■ Required work ■
Copy every line in the listing that contains "icon".

•••••

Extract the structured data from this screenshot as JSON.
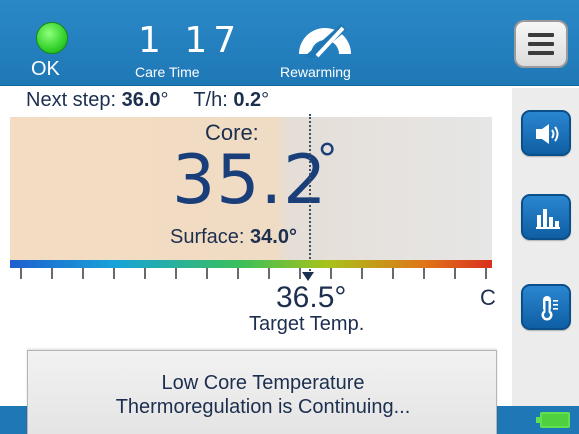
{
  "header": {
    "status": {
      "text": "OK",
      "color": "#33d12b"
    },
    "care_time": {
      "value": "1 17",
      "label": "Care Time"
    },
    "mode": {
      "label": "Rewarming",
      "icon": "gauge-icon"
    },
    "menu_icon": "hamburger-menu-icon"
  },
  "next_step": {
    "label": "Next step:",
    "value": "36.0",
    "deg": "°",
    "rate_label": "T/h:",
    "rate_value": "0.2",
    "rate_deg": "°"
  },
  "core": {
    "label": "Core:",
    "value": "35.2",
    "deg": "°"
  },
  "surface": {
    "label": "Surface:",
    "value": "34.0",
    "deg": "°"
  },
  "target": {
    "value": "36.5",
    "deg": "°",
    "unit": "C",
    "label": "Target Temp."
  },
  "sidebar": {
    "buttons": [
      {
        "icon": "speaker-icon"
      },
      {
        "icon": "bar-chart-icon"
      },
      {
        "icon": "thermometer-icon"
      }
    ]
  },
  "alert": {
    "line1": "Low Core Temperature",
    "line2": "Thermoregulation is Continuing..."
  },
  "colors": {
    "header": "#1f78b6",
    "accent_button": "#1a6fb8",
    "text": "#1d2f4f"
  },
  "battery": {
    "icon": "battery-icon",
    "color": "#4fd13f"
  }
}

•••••

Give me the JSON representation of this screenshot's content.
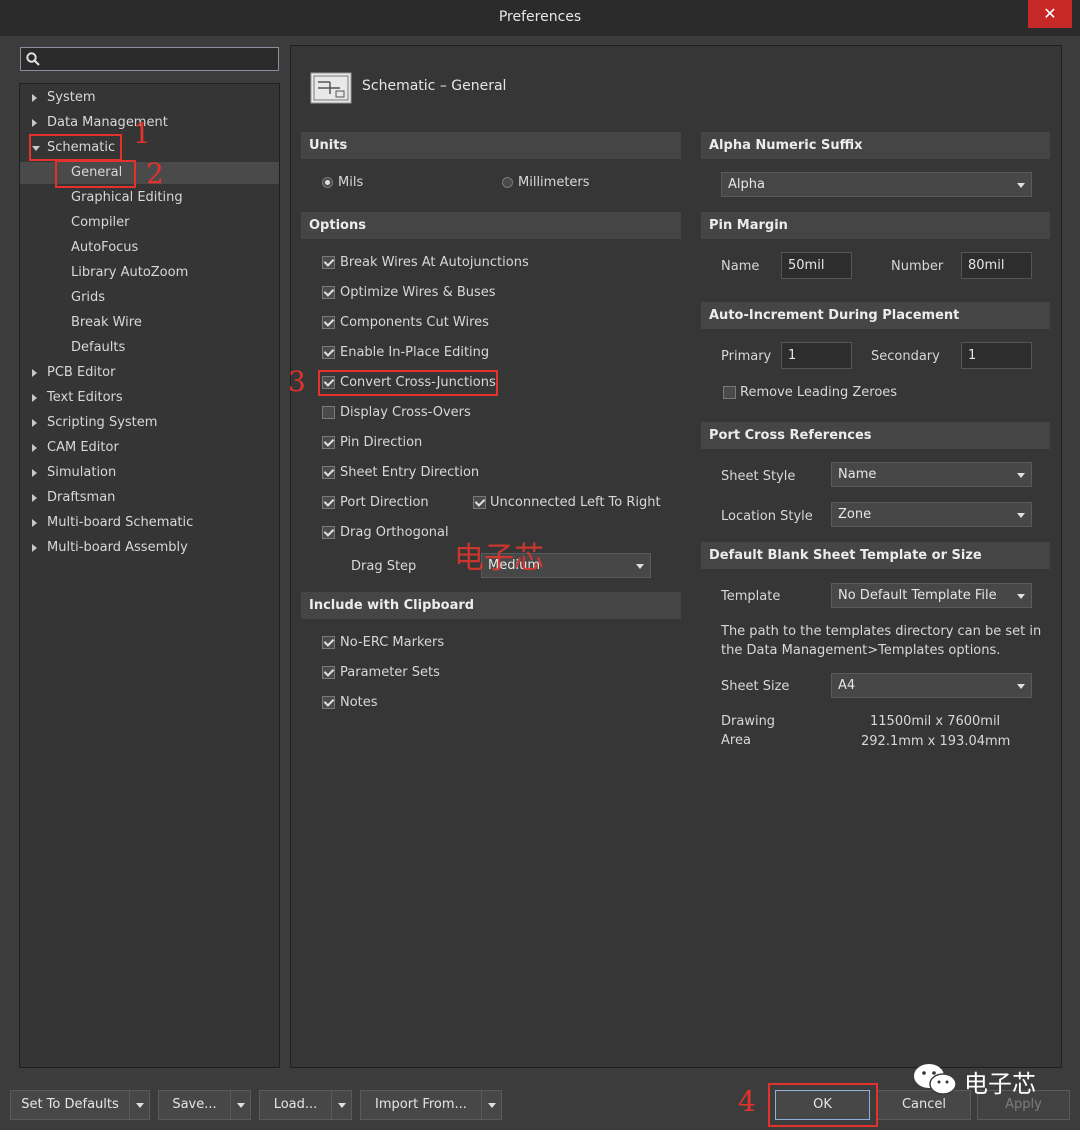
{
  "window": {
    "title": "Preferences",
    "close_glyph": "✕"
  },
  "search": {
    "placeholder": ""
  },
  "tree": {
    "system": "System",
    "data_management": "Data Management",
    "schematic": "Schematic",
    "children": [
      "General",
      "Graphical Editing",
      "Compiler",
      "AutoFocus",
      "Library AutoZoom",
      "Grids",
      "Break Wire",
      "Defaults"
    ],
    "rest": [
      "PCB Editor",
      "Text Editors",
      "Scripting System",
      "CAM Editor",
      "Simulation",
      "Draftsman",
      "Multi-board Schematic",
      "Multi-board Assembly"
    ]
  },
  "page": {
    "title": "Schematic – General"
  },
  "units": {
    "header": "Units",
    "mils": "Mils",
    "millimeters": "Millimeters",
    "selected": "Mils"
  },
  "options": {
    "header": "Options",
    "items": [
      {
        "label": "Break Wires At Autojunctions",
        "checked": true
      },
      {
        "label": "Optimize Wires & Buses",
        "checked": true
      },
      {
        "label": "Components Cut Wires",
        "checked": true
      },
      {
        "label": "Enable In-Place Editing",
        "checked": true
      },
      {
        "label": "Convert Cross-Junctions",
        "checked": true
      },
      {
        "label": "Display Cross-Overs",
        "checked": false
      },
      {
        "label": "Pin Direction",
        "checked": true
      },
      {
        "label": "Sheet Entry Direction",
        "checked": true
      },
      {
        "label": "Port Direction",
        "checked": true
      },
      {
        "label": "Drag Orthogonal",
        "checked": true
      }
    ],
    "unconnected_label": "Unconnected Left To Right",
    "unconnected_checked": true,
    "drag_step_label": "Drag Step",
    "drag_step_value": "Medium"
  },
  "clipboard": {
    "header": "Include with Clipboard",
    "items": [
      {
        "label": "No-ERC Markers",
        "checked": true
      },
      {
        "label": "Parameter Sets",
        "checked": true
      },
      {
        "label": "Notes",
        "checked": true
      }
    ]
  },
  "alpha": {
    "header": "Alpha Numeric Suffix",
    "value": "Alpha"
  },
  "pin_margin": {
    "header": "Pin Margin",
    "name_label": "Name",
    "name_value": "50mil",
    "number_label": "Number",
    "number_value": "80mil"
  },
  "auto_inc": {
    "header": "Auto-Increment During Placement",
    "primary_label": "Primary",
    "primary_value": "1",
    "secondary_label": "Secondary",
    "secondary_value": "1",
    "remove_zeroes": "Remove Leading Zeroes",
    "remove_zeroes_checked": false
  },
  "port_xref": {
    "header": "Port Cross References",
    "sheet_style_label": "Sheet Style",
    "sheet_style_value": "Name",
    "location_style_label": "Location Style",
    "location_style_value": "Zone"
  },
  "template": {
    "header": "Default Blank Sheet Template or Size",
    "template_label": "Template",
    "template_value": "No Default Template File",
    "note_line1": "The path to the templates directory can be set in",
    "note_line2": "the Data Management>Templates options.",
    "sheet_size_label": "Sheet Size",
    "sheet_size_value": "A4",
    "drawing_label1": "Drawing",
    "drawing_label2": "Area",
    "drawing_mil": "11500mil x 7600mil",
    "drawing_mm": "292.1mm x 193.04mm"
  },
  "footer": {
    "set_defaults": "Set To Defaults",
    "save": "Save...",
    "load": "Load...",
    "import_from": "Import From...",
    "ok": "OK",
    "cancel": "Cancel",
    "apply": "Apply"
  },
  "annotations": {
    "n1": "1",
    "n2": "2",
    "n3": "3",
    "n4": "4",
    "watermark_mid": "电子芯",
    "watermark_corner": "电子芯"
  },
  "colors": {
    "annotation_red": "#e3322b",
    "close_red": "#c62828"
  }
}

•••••

■ Finished exercise ■
      "icon": "gauge-icon"
    "menu_icon": "hamburger-menu-icon"
        "icon": "speaker-icon"
        "icon": "bar-chart-icon"
        "icon": "thermometer-icon"
    "icon": "battery-icon",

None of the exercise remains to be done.